My thoughts are with people who continue daily with conditions that aren’t their fault, and embrace this as part of their identity, but do not let it restrict or prevent their happiness. I’ve had the pleasure of speaking with some people who take life’s problems in their stride and brush off as a slight nuisance, and actually consider themselves lucky in certain aspects. For example, I spoke with a woman with Cerebral Palsy recently, she told me the cruel truth about the benefits system and follows this by admitting she feels lucky to be considered eligible for the highest rate of “DLA” from the government, as well as being able to park her car right up next to Tesco’s. This is what I’m talking about – inspirational people, who can have a laugh in the unfairest of circumstances. I suppose my grievance is towards people who victimise themselves – have you ever heard that negativity breeds negativity? I believe this to be true. Unfortunately, I deal with complaints in my line of work and most of the things I read make me lose faith in the human race daily. How insignificant inconveniences boil their blood to the point where they demand retribution, in as far as insisting for reimbursement merely for the time they spent composing the email/letter of complaint. My cynicism towards the ‘compensation culture’ we now live in would be best saved for another article.

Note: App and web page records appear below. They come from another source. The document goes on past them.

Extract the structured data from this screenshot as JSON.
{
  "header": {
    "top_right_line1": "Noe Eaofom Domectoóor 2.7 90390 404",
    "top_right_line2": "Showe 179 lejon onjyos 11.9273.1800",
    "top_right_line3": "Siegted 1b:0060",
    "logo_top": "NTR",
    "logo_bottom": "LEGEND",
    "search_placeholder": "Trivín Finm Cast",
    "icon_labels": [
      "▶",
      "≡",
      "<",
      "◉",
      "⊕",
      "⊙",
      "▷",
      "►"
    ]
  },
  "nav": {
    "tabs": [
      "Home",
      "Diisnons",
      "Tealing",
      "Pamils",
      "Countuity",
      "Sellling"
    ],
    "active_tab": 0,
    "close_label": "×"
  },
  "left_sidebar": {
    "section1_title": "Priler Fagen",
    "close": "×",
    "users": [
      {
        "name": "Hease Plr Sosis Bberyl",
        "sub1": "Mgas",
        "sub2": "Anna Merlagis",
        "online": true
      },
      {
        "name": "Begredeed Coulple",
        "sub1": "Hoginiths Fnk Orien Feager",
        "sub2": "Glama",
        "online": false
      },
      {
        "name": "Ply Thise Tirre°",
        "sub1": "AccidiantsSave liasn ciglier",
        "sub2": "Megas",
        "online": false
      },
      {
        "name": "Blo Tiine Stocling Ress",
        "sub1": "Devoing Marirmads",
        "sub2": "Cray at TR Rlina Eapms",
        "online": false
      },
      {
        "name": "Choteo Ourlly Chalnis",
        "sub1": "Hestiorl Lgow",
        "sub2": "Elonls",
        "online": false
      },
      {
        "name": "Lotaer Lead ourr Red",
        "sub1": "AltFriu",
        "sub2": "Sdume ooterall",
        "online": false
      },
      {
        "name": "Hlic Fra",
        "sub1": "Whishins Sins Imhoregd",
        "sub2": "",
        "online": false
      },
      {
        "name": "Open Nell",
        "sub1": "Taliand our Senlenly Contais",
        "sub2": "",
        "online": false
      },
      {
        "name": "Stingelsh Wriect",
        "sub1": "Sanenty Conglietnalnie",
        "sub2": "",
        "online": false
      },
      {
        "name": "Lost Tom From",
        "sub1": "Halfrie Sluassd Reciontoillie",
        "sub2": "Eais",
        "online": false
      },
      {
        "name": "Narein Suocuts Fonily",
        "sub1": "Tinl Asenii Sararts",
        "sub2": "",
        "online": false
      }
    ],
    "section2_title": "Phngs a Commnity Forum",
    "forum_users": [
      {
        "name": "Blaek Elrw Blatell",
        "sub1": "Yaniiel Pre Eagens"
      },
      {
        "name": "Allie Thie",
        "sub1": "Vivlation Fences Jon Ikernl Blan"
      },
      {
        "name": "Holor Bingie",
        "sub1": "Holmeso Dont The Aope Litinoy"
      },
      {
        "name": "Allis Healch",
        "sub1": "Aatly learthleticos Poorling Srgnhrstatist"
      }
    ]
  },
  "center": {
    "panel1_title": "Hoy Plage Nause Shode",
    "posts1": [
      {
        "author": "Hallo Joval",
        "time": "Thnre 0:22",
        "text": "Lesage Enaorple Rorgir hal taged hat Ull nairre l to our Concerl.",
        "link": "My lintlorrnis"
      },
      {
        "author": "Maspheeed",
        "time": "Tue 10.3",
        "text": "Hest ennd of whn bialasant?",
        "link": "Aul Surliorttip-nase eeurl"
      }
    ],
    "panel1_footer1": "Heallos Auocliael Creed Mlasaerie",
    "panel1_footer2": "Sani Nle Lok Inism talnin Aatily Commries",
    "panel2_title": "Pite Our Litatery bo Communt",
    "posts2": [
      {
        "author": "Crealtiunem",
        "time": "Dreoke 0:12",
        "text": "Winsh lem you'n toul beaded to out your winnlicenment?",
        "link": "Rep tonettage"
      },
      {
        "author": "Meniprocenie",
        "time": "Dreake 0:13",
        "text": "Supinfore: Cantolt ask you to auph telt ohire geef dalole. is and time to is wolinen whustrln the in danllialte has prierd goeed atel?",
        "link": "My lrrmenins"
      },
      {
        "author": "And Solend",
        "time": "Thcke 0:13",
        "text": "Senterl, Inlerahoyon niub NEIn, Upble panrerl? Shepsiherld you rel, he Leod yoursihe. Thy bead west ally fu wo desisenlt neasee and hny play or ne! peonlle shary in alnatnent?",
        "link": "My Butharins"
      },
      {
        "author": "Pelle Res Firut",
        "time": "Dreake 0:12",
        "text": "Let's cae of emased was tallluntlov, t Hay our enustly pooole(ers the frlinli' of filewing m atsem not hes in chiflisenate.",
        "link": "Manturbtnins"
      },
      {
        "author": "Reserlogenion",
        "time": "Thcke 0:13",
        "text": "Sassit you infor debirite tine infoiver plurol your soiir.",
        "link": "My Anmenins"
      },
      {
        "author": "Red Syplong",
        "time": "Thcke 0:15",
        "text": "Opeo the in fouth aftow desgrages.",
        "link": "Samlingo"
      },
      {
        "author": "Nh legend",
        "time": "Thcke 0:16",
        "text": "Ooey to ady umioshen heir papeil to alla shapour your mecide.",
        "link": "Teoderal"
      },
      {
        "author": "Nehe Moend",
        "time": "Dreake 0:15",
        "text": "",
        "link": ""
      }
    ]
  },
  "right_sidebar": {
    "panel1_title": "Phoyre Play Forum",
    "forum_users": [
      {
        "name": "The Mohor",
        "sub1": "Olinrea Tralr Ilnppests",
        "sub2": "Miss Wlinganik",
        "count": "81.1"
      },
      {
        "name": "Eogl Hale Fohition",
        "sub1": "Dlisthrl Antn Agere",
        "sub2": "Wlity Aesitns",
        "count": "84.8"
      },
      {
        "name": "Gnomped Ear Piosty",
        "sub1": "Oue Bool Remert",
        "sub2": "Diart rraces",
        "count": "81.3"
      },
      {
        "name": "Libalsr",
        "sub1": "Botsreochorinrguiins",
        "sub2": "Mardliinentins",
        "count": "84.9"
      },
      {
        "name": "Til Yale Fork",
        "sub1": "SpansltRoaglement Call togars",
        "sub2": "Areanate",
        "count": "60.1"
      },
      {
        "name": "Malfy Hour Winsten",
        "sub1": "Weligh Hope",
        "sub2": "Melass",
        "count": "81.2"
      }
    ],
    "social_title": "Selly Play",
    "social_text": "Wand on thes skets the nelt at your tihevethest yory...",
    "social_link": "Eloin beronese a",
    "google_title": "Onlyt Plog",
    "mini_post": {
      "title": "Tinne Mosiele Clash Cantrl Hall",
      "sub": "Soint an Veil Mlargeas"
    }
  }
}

The problem is that perspective usually comes, part and parcel, with ‘hindsight’, with which we all become the most insightful, profound assessors of our most recent fates. I guess my point, to conclude, is to try to remain positive and to take a step back from bad situations, to gain that perspective in the moment of pain, sadness or anger. Always remain humble, accept humility, commit and take responsibility for yourself and your own actions. Acknowledge when you’ve won life and when you’ve lost. I believe that the most successful winners are those who are most gracious in defeat. I know what you’re thinking; “what a typical British attitude to have towards misery in life – telling us to keep a stiff upper lip!’ You’re right, I am. But let’s look at our friends at Wikipedia’s definition of this idiom: “One who has a stiff upper lip displays fortitude in the face of adversity”. Anyone who displays this kind of virtue to me is admirable and is well worthy of a follow on Twitter.

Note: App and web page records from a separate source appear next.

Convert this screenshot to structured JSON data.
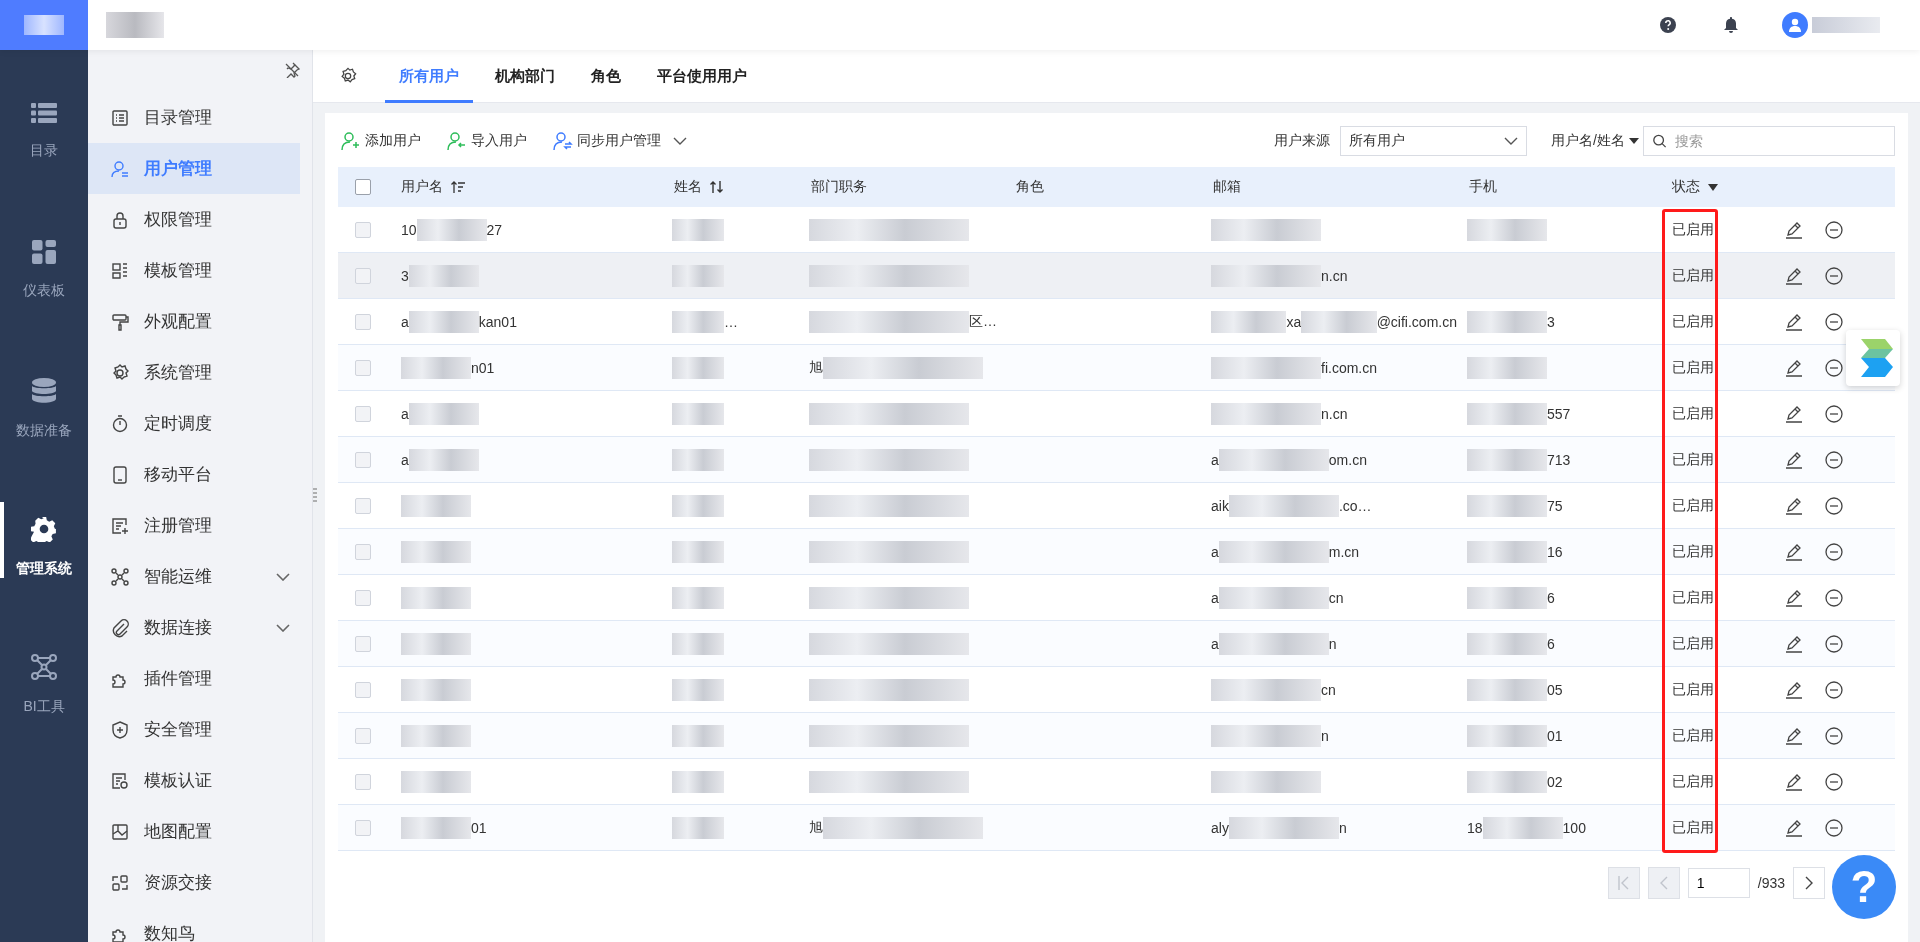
{
  "header": {
    "logo_redacted": true,
    "title_redacted": true,
    "user_redacted": true
  },
  "rail": [
    {
      "label": "目录",
      "selected": false
    },
    {
      "label": "仪表板",
      "selected": false
    },
    {
      "label": "数据准备",
      "selected": false
    },
    {
      "label": "管理系统",
      "selected": true
    },
    {
      "label": "BI工具",
      "selected": false
    }
  ],
  "sidebar": {
    "items": [
      {
        "label": "目录管理",
        "kind": "link",
        "selected": false
      },
      {
        "label": "用户管理",
        "kind": "link",
        "selected": true
      },
      {
        "label": "权限管理",
        "kind": "link",
        "selected": false
      },
      {
        "label": "模板管理",
        "kind": "link",
        "selected": false
      },
      {
        "label": "外观配置",
        "kind": "link",
        "selected": false
      },
      {
        "label": "系统管理",
        "kind": "link",
        "selected": false
      },
      {
        "label": "定时调度",
        "kind": "link",
        "selected": false
      },
      {
        "label": "移动平台",
        "kind": "link",
        "selected": false
      },
      {
        "label": "注册管理",
        "kind": "link",
        "selected": false
      },
      {
        "label": "智能运维",
        "kind": "group",
        "selected": false
      },
      {
        "label": "数据连接",
        "kind": "group",
        "selected": false
      },
      {
        "label": "插件管理",
        "kind": "link",
        "selected": false
      },
      {
        "label": "安全管理",
        "kind": "link",
        "selected": false
      },
      {
        "label": "模板认证",
        "kind": "link",
        "selected": false
      },
      {
        "label": "地图配置",
        "kind": "link",
        "selected": false
      },
      {
        "label": "资源交接",
        "kind": "link",
        "selected": false
      },
      {
        "label": "数知鸟",
        "kind": "link",
        "selected": false
      }
    ]
  },
  "tabs": [
    {
      "label": "所有用户",
      "selected": true
    },
    {
      "label": "机构部门",
      "selected": false
    },
    {
      "label": "角色",
      "selected": false
    },
    {
      "label": "平台使用用户",
      "selected": false
    }
  ],
  "toolbar": {
    "actions": [
      {
        "label": "添加用户",
        "kind": "add"
      },
      {
        "label": "导入用户",
        "kind": "import"
      },
      {
        "label": "同步用户管理",
        "kind": "sync"
      }
    ],
    "source_label": "用户来源",
    "source_value": "所有用户",
    "search_scope": "用户名/姓名",
    "search_placeholder": "搜索"
  },
  "table": {
    "status_frame": true,
    "all_checked": false,
    "columns": [
      {
        "label": "用户名",
        "kind": "sort"
      },
      {
        "label": "姓名",
        "kind": "updown"
      },
      {
        "label": "部门职务",
        "kind": "plain"
      },
      {
        "label": "角色",
        "kind": "plain"
      },
      {
        "label": "邮箱",
        "kind": "plain"
      },
      {
        "label": "手机",
        "kind": "plain"
      },
      {
        "label": "状态",
        "kind": "filter"
      }
    ],
    "rows": [
      {
        "checked": false,
        "highlighted": false,
        "username": [
          {
            "kind": "text",
            "text": "10"
          },
          {
            "kind": "blur"
          },
          {
            "kind": "text",
            "text": "27"
          }
        ],
        "name": [
          {
            "kind": "blur"
          }
        ],
        "department": [
          {
            "kind": "blur"
          }
        ],
        "email": [
          {
            "kind": "blur"
          }
        ],
        "phone": [
          {
            "kind": "blur"
          }
        ],
        "status": "已启用"
      },
      {
        "checked": false,
        "highlighted": true,
        "username": [
          {
            "kind": "text",
            "text": "3"
          },
          {
            "kind": "blur"
          }
        ],
        "name": [
          {
            "kind": "blur"
          }
        ],
        "department": [
          {
            "kind": "blur"
          }
        ],
        "email": [
          {
            "kind": "blur"
          },
          {
            "kind": "text",
            "text": "n.cn"
          }
        ],
        "phone": [],
        "status": "已启用"
      },
      {
        "checked": false,
        "highlighted": false,
        "username": [
          {
            "kind": "text",
            "text": "a"
          },
          {
            "kind": "blur"
          },
          {
            "kind": "text",
            "text": "kan01"
          }
        ],
        "name": [
          {
            "kind": "blur"
          },
          {
            "kind": "text",
            "text": "…"
          }
        ],
        "department": [
          {
            "kind": "blur"
          },
          {
            "kind": "text",
            "text": "区…"
          }
        ],
        "email": [
          {
            "kind": "blur"
          },
          {
            "kind": "text",
            "text": "xa"
          },
          {
            "kind": "blur"
          },
          {
            "kind": "text",
            "text": "@cifi.com.cn"
          }
        ],
        "phone": [
          {
            "kind": "blur"
          },
          {
            "kind": "text",
            "text": "3"
          }
        ],
        "status": "已启用"
      },
      {
        "checked": false,
        "highlighted": false,
        "username": [
          {
            "kind": "blur"
          },
          {
            "kind": "text",
            "text": "n01"
          }
        ],
        "name": [
          {
            "kind": "blur"
          }
        ],
        "department": [
          {
            "kind": "text",
            "text": "旭"
          },
          {
            "kind": "blur"
          }
        ],
        "email": [
          {
            "kind": "blur"
          },
          {
            "kind": "text",
            "text": "fi.com.cn"
          }
        ],
        "phone": [
          {
            "kind": "blur"
          }
        ],
        "status": "已启用"
      },
      {
        "checked": false,
        "highlighted": false,
        "username": [
          {
            "kind": "text",
            "text": "a"
          },
          {
            "kind": "blur"
          }
        ],
        "name": [
          {
            "kind": "blur"
          }
        ],
        "department": [
          {
            "kind": "blur"
          }
        ],
        "email": [
          {
            "kind": "blur"
          },
          {
            "kind": "text",
            "text": "n.cn"
          }
        ],
        "phone": [
          {
            "kind": "blur"
          },
          {
            "kind": "text",
            "text": "557"
          }
        ],
        "status": "已启用"
      },
      {
        "checked": false,
        "highlighted": false,
        "username": [
          {
            "kind": "text",
            "text": "a"
          },
          {
            "kind": "blur"
          }
        ],
        "name": [
          {
            "kind": "blur"
          }
        ],
        "department": [
          {
            "kind": "blur"
          }
        ],
        "email": [
          {
            "kind": "text",
            "text": "a"
          },
          {
            "kind": "blur"
          },
          {
            "kind": "text",
            "text": "om.cn"
          }
        ],
        "phone": [
          {
            "kind": "blur"
          },
          {
            "kind": "text",
            "text": "713"
          }
        ],
        "status": "已启用"
      },
      {
        "checked": false,
        "highlighted": false,
        "username": [
          {
            "kind": "blur"
          }
        ],
        "name": [
          {
            "kind": "blur"
          }
        ],
        "department": [
          {
            "kind": "blur"
          }
        ],
        "email": [
          {
            "kind": "text",
            "text": "aik"
          },
          {
            "kind": "blur"
          },
          {
            "kind": "text",
            "text": ".co…"
          }
        ],
        "phone": [
          {
            "kind": "blur"
          },
          {
            "kind": "text",
            "text": "75"
          }
        ],
        "status": "已启用"
      },
      {
        "checked": false,
        "highlighted": false,
        "username": [
          {
            "kind": "blur"
          }
        ],
        "name": [
          {
            "kind": "blur"
          }
        ],
        "department": [
          {
            "kind": "blur"
          }
        ],
        "email": [
          {
            "kind": "text",
            "text": "a"
          },
          {
            "kind": "blur"
          },
          {
            "kind": "text",
            "text": "m.cn"
          }
        ],
        "phone": [
          {
            "kind": "blur"
          },
          {
            "kind": "text",
            "text": "16"
          }
        ],
        "status": "已启用"
      },
      {
        "checked": false,
        "highlighted": false,
        "username": [
          {
            "kind": "blur"
          }
        ],
        "name": [
          {
            "kind": "blur"
          }
        ],
        "department": [
          {
            "kind": "blur"
          }
        ],
        "email": [
          {
            "kind": "text",
            "text": "a"
          },
          {
            "kind": "blur"
          },
          {
            "kind": "text",
            "text": "cn"
          }
        ],
        "phone": [
          {
            "kind": "blur"
          },
          {
            "kind": "text",
            "text": "6"
          }
        ],
        "status": "已启用"
      },
      {
        "checked": false,
        "highlighted": false,
        "username": [
          {
            "kind": "blur"
          }
        ],
        "name": [
          {
            "kind": "blur"
          }
        ],
        "department": [
          {
            "kind": "blur"
          }
        ],
        "email": [
          {
            "kind": "text",
            "text": "a"
          },
          {
            "kind": "blur"
          },
          {
            "kind": "text",
            "text": "n"
          }
        ],
        "phone": [
          {
            "kind": "blur"
          },
          {
            "kind": "text",
            "text": "6"
          }
        ],
        "status": "已启用"
      },
      {
        "checked": false,
        "highlighted": false,
        "username": [
          {
            "kind": "blur"
          }
        ],
        "name": [
          {
            "kind": "blur"
          }
        ],
        "department": [
          {
            "kind": "blur"
          }
        ],
        "email": [
          {
            "kind": "blur"
          },
          {
            "kind": "text",
            "text": "cn"
          }
        ],
        "phone": [
          {
            "kind": "blur"
          },
          {
            "kind": "text",
            "text": "05"
          }
        ],
        "status": "已启用"
      },
      {
        "checked": false,
        "highlighted": false,
        "username": [
          {
            "kind": "blur"
          }
        ],
        "name": [
          {
            "kind": "blur"
          }
        ],
        "department": [
          {
            "kind": "blur"
          }
        ],
        "email": [
          {
            "kind": "blur"
          },
          {
            "kind": "text",
            "text": "n"
          }
        ],
        "phone": [
          {
            "kind": "blur"
          },
          {
            "kind": "text",
            "text": "01"
          }
        ],
        "status": "已启用"
      },
      {
        "checked": false,
        "highlighted": false,
        "username": [
          {
            "kind": "blur"
          }
        ],
        "name": [
          {
            "kind": "blur"
          }
        ],
        "department": [
          {
            "kind": "blur"
          }
        ],
        "email": [
          {
            "kind": "blur"
          }
        ],
        "phone": [
          {
            "kind": "blur"
          },
          {
            "kind": "text",
            "text": "02"
          }
        ],
        "status": "已启用"
      },
      {
        "checked": false,
        "highlighted": false,
        "username": [
          {
            "kind": "blur"
          },
          {
            "kind": "text",
            "text": "01"
          }
        ],
        "name": [
          {
            "kind": "blur"
          }
        ],
        "department": [
          {
            "kind": "text",
            "text": "旭"
          },
          {
            "kind": "blur"
          }
        ],
        "email": [
          {
            "kind": "text",
            "text": "aly"
          },
          {
            "kind": "blur"
          },
          {
            "kind": "text",
            "text": "n"
          }
        ],
        "phone": [
          {
            "kind": "text",
            "text": "18"
          },
          {
            "kind": "blur"
          },
          {
            "kind": "text",
            "text": "100"
          }
        ],
        "status": "已启用"
      }
    ]
  },
  "pager": {
    "page": "1",
    "total": "/933",
    "first_disabled": true,
    "prev_disabled": true
  },
  "help_button": {
    "label": "?"
  }
}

My last piece of advice for now is to travel. Get out there and see the world. It will change the way you look at life. You think we’ve got problems with policing in this country? Take a look at what the police do to people in the Middle East, Africa and even the United States.

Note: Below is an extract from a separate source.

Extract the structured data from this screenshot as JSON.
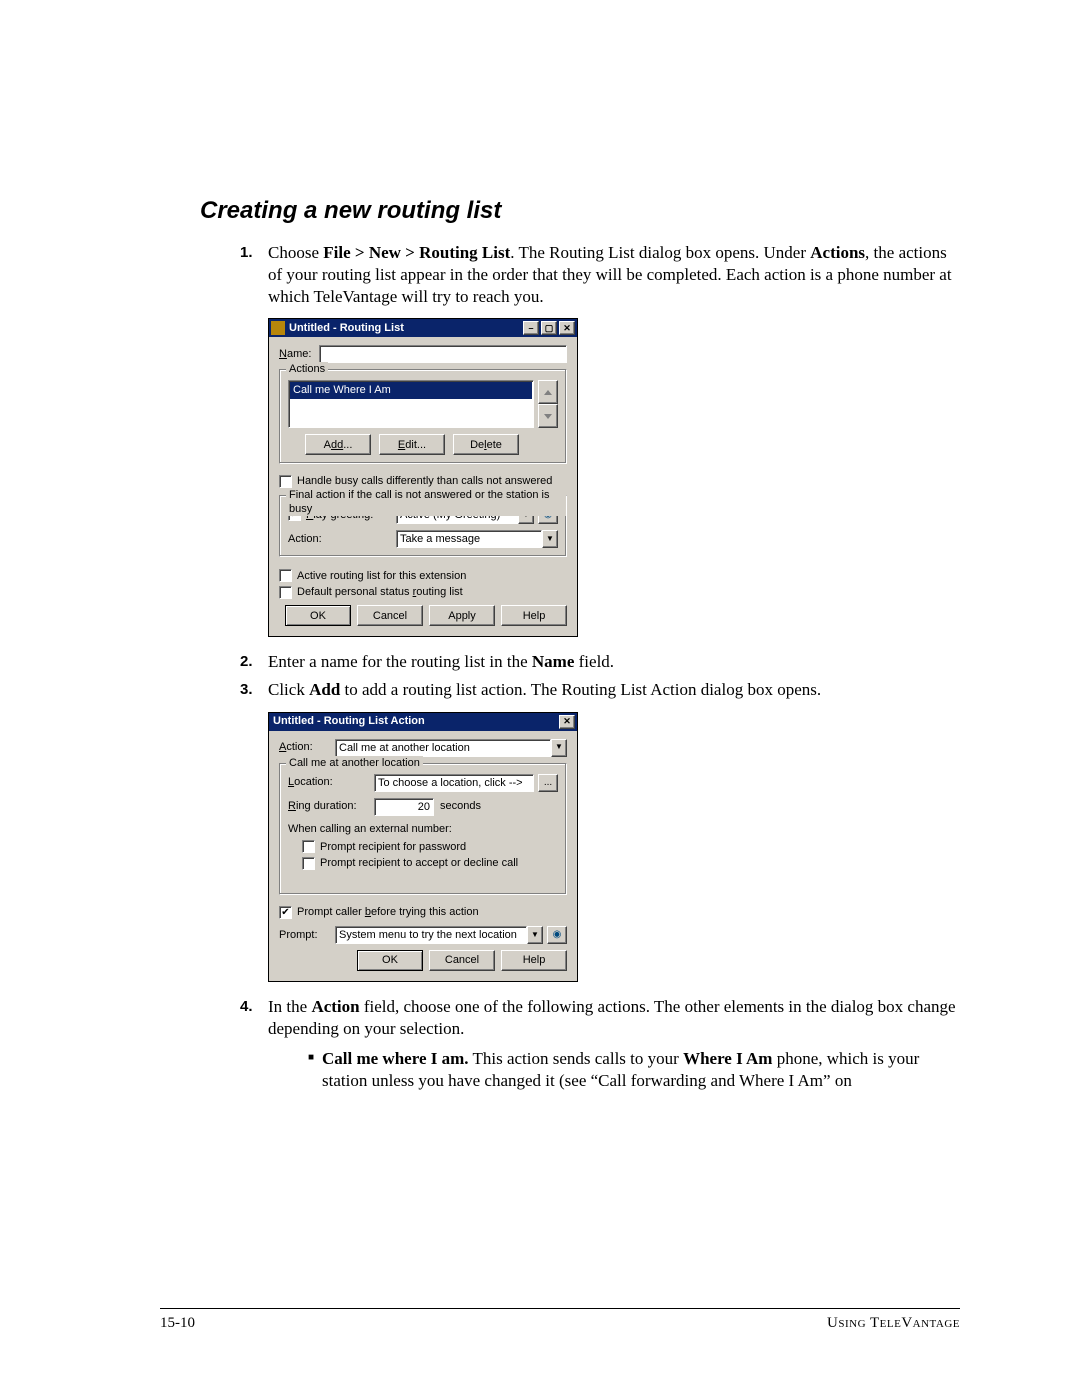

Even in the most desperate, distressing and dismal of times, I invite you to remember that ‘everything will be alright in the end’. Unless someone gets you tickets to see ‘Honey G’ as a gift for Christmas…Then, of course, things will most certainly not be alright in the end.